» The records
╔══

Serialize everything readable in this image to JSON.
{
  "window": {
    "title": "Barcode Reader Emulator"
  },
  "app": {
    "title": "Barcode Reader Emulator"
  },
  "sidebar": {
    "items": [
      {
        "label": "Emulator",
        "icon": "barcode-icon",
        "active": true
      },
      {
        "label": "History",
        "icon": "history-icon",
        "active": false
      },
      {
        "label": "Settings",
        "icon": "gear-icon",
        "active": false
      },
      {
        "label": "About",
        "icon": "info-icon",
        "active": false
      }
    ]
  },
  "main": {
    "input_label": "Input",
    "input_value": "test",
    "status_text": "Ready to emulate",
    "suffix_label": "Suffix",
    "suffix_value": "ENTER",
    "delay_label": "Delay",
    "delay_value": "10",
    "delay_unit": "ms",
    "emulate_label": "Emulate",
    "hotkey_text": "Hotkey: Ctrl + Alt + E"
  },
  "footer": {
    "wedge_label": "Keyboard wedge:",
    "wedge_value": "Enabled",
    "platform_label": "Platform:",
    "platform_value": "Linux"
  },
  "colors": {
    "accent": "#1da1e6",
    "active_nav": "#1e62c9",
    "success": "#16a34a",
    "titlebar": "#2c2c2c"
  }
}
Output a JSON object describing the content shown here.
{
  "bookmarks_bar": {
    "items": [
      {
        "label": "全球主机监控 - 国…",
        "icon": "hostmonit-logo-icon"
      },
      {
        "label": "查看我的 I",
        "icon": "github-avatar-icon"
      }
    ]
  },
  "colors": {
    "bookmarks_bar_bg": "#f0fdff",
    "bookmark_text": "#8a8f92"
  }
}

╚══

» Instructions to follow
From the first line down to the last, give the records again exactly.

» Exercise output
Serialize everything readable in this image to JSON.
{
  "window": {
    "title": "Barcode Reader Emulator"
  },
  "app": {
    "title": "Barcode Reader Emulator"
  },
  "sidebar": {
    "items": [
      {
        "label": "Emulator",
        "icon": "barcode-icon",
        "active": true
      },
      {
        "label": "History",
        "icon": "history-icon",
        "active": false
      },
      {
        "label": "Settings",
        "icon": "gear-icon",
        "active": false
      },
      {
        "label": "About",
        "icon": "info-icon",
        "active": false
      }
    ]
  },
  "main": {
    "input_label": "Input",
    "input_value": "test",
    "status_text": "Ready to emulate",
    "suffix_label": "Suffix",
    "suffix_value": "ENTER",
    "delay_label": "Delay",
    "delay_value": "10",
    "delay_unit": "ms",
    "emulate_label": "Emulate",
    "hotkey_text": "Hotkey: Ctrl + Alt + E"
  },
  "footer": {
    "wedge_label": "Keyboard wedge:",
    "wedge_value": "Enabled",
    "platform_label": "Platform:",
    "platform_value": "Linux"
  },
  "colors": {
    "accent": "#1da1e6",
    "active_nav": "#1e62c9",
    "success": "#16a34a",
    "titlebar": "#2c2c2c"
  }
}
Output a JSON object describing the content shown here.
{
  "bookmarks_bar": {
    "items": [
      {
        "label": "全球主机监控 - 国…",
        "icon": "hostmonit-logo-icon"
      },
      {
        "label": "查看我的 I",
        "icon": "github-avatar-icon"
      }
    ]
  },
  "colors": {
    "bookmarks_bar_bg": "#f0fdff",
    "bookmark_text": "#8a8f92"
  }
}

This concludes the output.